Dozens of protesters gathered in Damascus on Sunday for a rare demonstration in front of Syria’s parliament against a 40 percent hike in fuel prices announced last week.
As lawmakers met inside the parliament building, protestors carried signs reading “No to corruption!” and “Parliament — stand with the people, say no to raising prices!”
“No to rising prices, people are starving to death,” another read.
The demonstration appeared to be tolerated by Syria’s authorities, with about a dozen riot police stationed near parliament allowing the protest to go ahead.
In a letter to parliament, a copy of which was obtained by AFP, the demonstrators called on lawmakers to “cancel their decision to raise the prices of petroleum products.”
“The strike will continue on a daily basis until we get a response and the protest’s goal is achieved,” the letter said.
On Thursday Syria’s government ordered the price of a litre of petrol increased from 160 to 225 S yrian pounds (about 90 US cents), state news agency SANA said, with similar increases for cooking gas and diesel.
“We called for this strike to protest the rising prices of petroleum products which will in turn negatively affect all other prices,” said Firas Nadim, a member of a consumer protection group that organised the demonstration.
“The government had been trying to improve the quality of life for the average citizen, but now they are trying to starve him,” Nadim told AFP.
Lawmakers were meeting for their second session since being elected in April.
SANA quoted parliamentarians as stressing “the need to postpone the official decision on amending the prices of oil products and to study the extent of its effect on the quality of life.”
Oil production has slumped in Syria since the beginning of the country’s five-year civil war, which has killed more than 280,000 people, displaced millions and devastated the economy.
While residents of Damascus have remained relatively insulated from the violence, they have suffered from inflation and severe unemployment.

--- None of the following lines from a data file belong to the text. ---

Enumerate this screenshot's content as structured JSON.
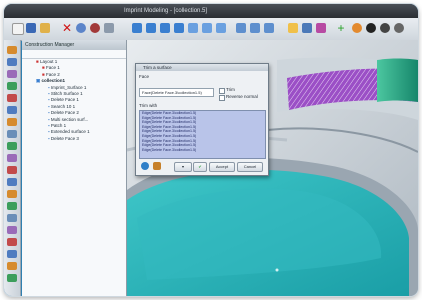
{
  "app": {
    "title": "Imprint Modeling - [collection.5]",
    "accent": "#2a83b6"
  },
  "construction_manager": {
    "title": "Construction Manager",
    "tree": [
      "Layout 1",
      "Face 1",
      "Face 2",
      "collection1",
      "Imprint_Surface 1",
      "Stitch Surface 1",
      "Delete Face 1",
      "Search 10 1",
      "Delete Face 2",
      "Multi section surf...",
      "Patch 1",
      "Extended surface 1",
      "Delete Face 3"
    ]
  },
  "dialog": {
    "title": "Trim a surface",
    "face_label": "Face",
    "face_value": "Face(Delete Face.3\\collection1.5)",
    "option_1": "Trim",
    "option_2": "Reverse normal",
    "list_label": "Trim with",
    "items": [
      "Edge(Delete Face.3\\collection1.5)",
      "Edge(Delete Face.3\\collection1.5)",
      "Edge(Delete Face.3\\collection1.5)",
      "Edge(Delete Face.3\\collection1.5)",
      "Edge(Delete Face.3\\collection1.5)",
      "Edge(Delete Face.3\\collection1.5)",
      "Edge(Delete Face.3\\collection1.5)",
      "Edge(Delete Face.3\\collection1.5)",
      "Edge(Delete Face.3\\collection1.5)"
    ],
    "accept_label": "Accept",
    "cancel_label": "Cancel"
  }
}
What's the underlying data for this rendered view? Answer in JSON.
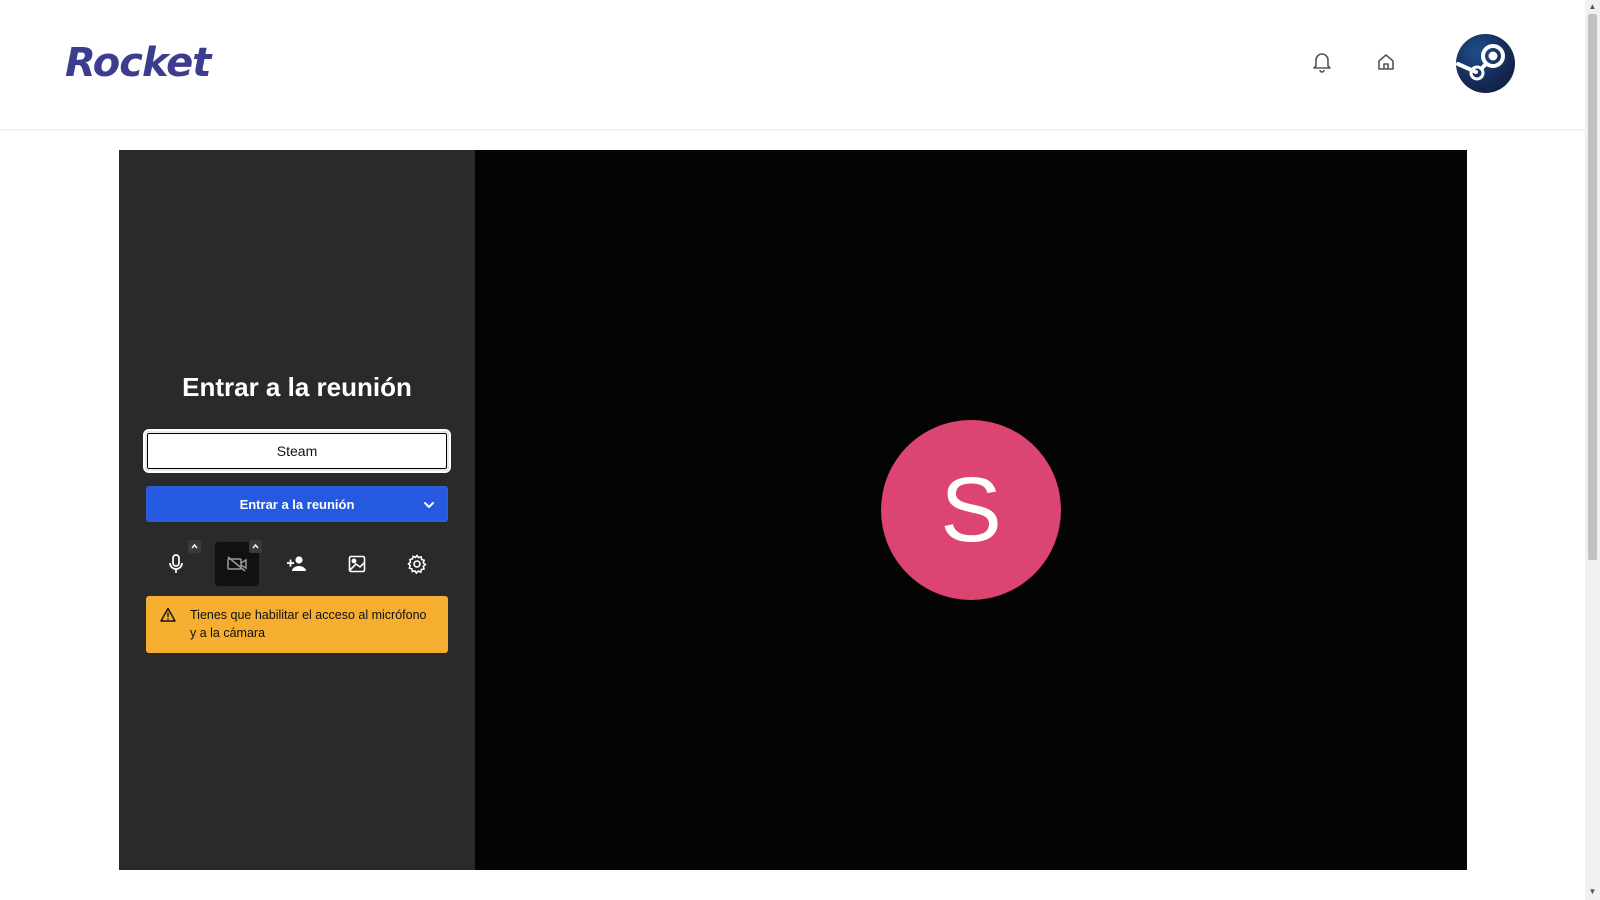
{
  "header": {
    "logo": "Rocket",
    "icons": [
      "bell-icon",
      "home-icon"
    ],
    "avatar_icon": "steam-logo-icon"
  },
  "prejoin": {
    "title": "Entrar a la reunión",
    "name_value": "Steam",
    "join_button_label": "Entrar a la reunión",
    "toolbar": [
      "microphone-icon",
      "camera-off-icon",
      "invite-person-icon",
      "virtual-background-icon",
      "settings-icon"
    ],
    "warning_text": "Tienes que habilitar el acceso al micrófono y a la cámara"
  },
  "participant": {
    "initial": "S",
    "avatar_color": "#dc4471"
  },
  "colors": {
    "brand": "#3d3d8f",
    "primary_button": "#2459e0",
    "warning": "#f5ae30",
    "panel": "#2a2a2a",
    "stage": "#040404"
  }
}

Damascus witnessed some anti-government demonstrations in 2011, when Syria’s conflict first erupted.
But as violence increased throughout the country, street protests in the capital became increasingly rare.

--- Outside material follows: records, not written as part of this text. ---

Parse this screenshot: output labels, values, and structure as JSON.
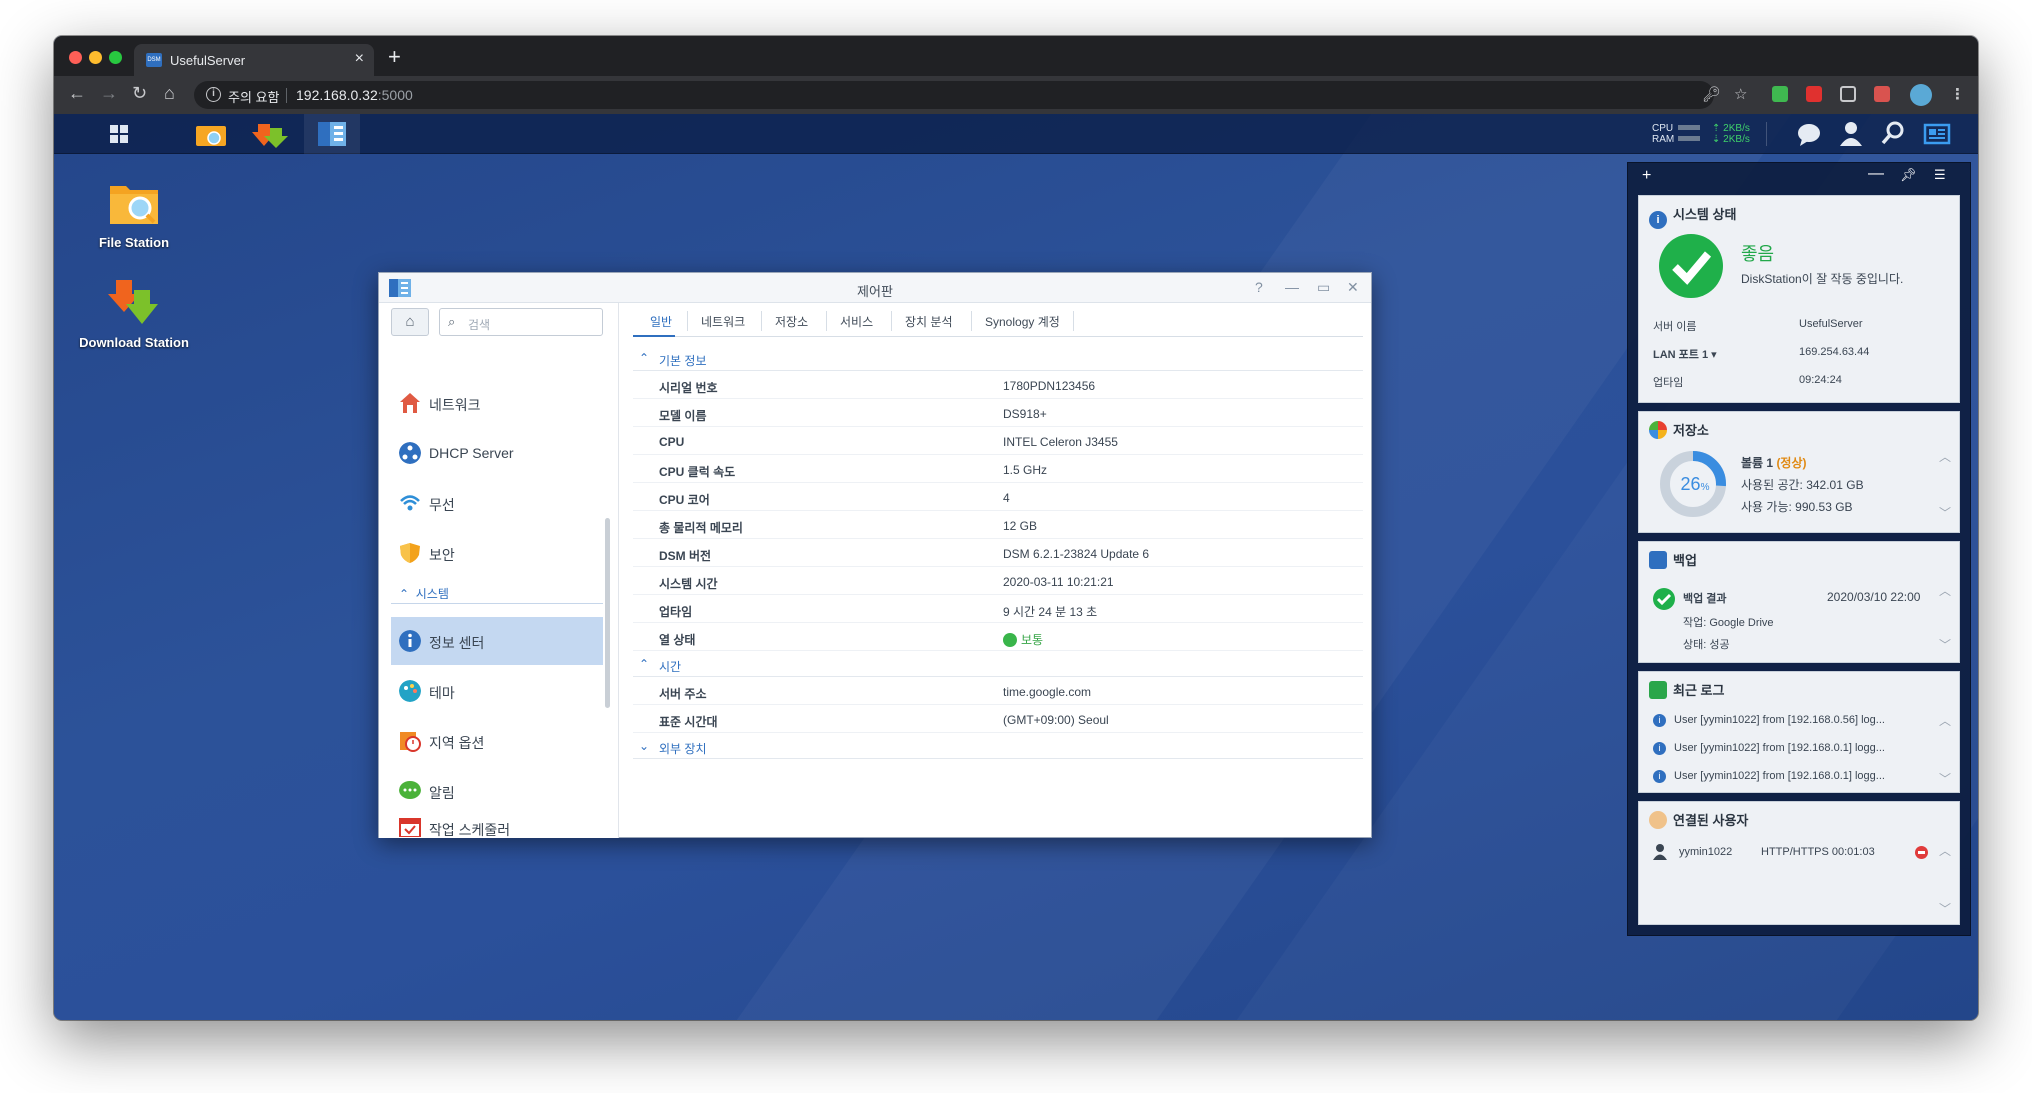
{
  "browser": {
    "tab_title": "UsefulServer",
    "tab_favicon": "DSM",
    "tab_close": "×",
    "new_tab": "+",
    "security_warning": "주의 요함",
    "url_host": "192.168.0.32",
    "url_port": ":5000",
    "nav": {
      "back": "←",
      "forward": "→",
      "reload": "↻",
      "home": "⌂"
    }
  },
  "taskbar": {
    "cpu_label": "CPU",
    "ram_label": "RAM",
    "upload": "2KB/s",
    "download": "2KB/s"
  },
  "desktop": {
    "icons": [
      {
        "label": "File Station"
      },
      {
        "label": "Download Station"
      }
    ]
  },
  "control_panel": {
    "title": "제어판",
    "search_placeholder": "검색",
    "sidebar": [
      {
        "label": "네트워크",
        "icon": "house-network-icon",
        "color": "#e05a43"
      },
      {
        "label": "DHCP Server",
        "icon": "dhcp-icon",
        "color": "#2f6fbf"
      },
      {
        "label": "무선",
        "icon": "wifi-icon",
        "color": "#2f8fd8"
      },
      {
        "label": "보안",
        "icon": "shield-icon",
        "color": "#f3a21b"
      }
    ],
    "sidebar_section": "시스템",
    "sidebar_system": [
      {
        "label": "정보 센터",
        "icon": "info-icon",
        "color": "#2f6fbf"
      },
      {
        "label": "테마",
        "icon": "palette-icon",
        "color": "#22a3c6"
      },
      {
        "label": "지역 옵션",
        "icon": "region-clock-icon",
        "color": "#f08a24"
      },
      {
        "label": "알림",
        "icon": "chat-notify-icon",
        "color": "#4bb23a"
      },
      {
        "label": "작업 스케줄러",
        "icon": "calendar-task-icon",
        "color": "#d9362b"
      }
    ],
    "tabs": [
      "일반",
      "네트워크",
      "저장소",
      "서비스",
      "장치 분석",
      "Synology 계정"
    ],
    "sections": {
      "basic": "기본 정보",
      "time": "시간",
      "external": "외부 장치"
    },
    "basic_rows": [
      {
        "k": "시리얼 번호",
        "v": "1780PDN123456"
      },
      {
        "k": "모델 이름",
        "v": "DS918+"
      },
      {
        "k": "CPU",
        "v": "INTEL Celeron J3455"
      },
      {
        "k": "CPU 클럭 속도",
        "v": "1.5 GHz"
      },
      {
        "k": "CPU 코어",
        "v": "4"
      },
      {
        "k": "총 물리적 메모리",
        "v": "12 GB"
      },
      {
        "k": "DSM 버전",
        "v": "DSM 6.2.1-23824 Update 6"
      },
      {
        "k": "시스템 시간",
        "v": "2020-03-11 10:21:21"
      },
      {
        "k": "업타임",
        "v": "9 시간 24 분 13 초"
      },
      {
        "k": "열 상태",
        "v": "보통"
      }
    ],
    "time_rows": [
      {
        "k": "서버 주소",
        "v": "time.google.com"
      },
      {
        "k": "표준 시간대",
        "v": "(GMT+09:00) Seoul"
      }
    ]
  },
  "widgets": {
    "system_status": {
      "title": "시스템 상태",
      "status": "좋음",
      "message": "DiskStation이 잘 작동 중입니다.",
      "server_name_label": "서버 이름",
      "server_name": "UsefulServer",
      "lan_label": "LAN 포트 1",
      "lan_ip": "169.254.63.44",
      "uptime_label": "업타임",
      "uptime": "09:24:24"
    },
    "storage": {
      "title": "저장소",
      "percent_number": "26",
      "percent_unit": "%",
      "used_fraction": 0.26,
      "volume": "볼륨 1",
      "volume_status": "(정상)",
      "used": "사용된 공간: 342.01 GB",
      "available": "사용 가능: 990.53 GB"
    },
    "backup": {
      "title": "백업",
      "result_label": "백업 결과",
      "result_date": "2020/03/10 22:00",
      "task": "작업: Google Drive",
      "state": "상태: 성공"
    },
    "logs": {
      "title": "최근 로그",
      "items": [
        "User [yymin1022] from [192.168.0.56] log...",
        "User [yymin1022] from [192.168.0.1] logg...",
        "User [yymin1022] from [192.168.0.1] logg..."
      ]
    },
    "users": {
      "title": "연결된 사용자",
      "user": "yymin1022",
      "protocol": "HTTP/HTTPS 00:01:03"
    }
  },
  "colors": {
    "accent": "#2f6fbf",
    "good": "#39b54a",
    "desktop": "#2c5299"
  }
}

Sunday’s gathering followed expressions of frustration on social media, in some cases even from supporters of President Bashar al-Assad, over the government’s economic policies.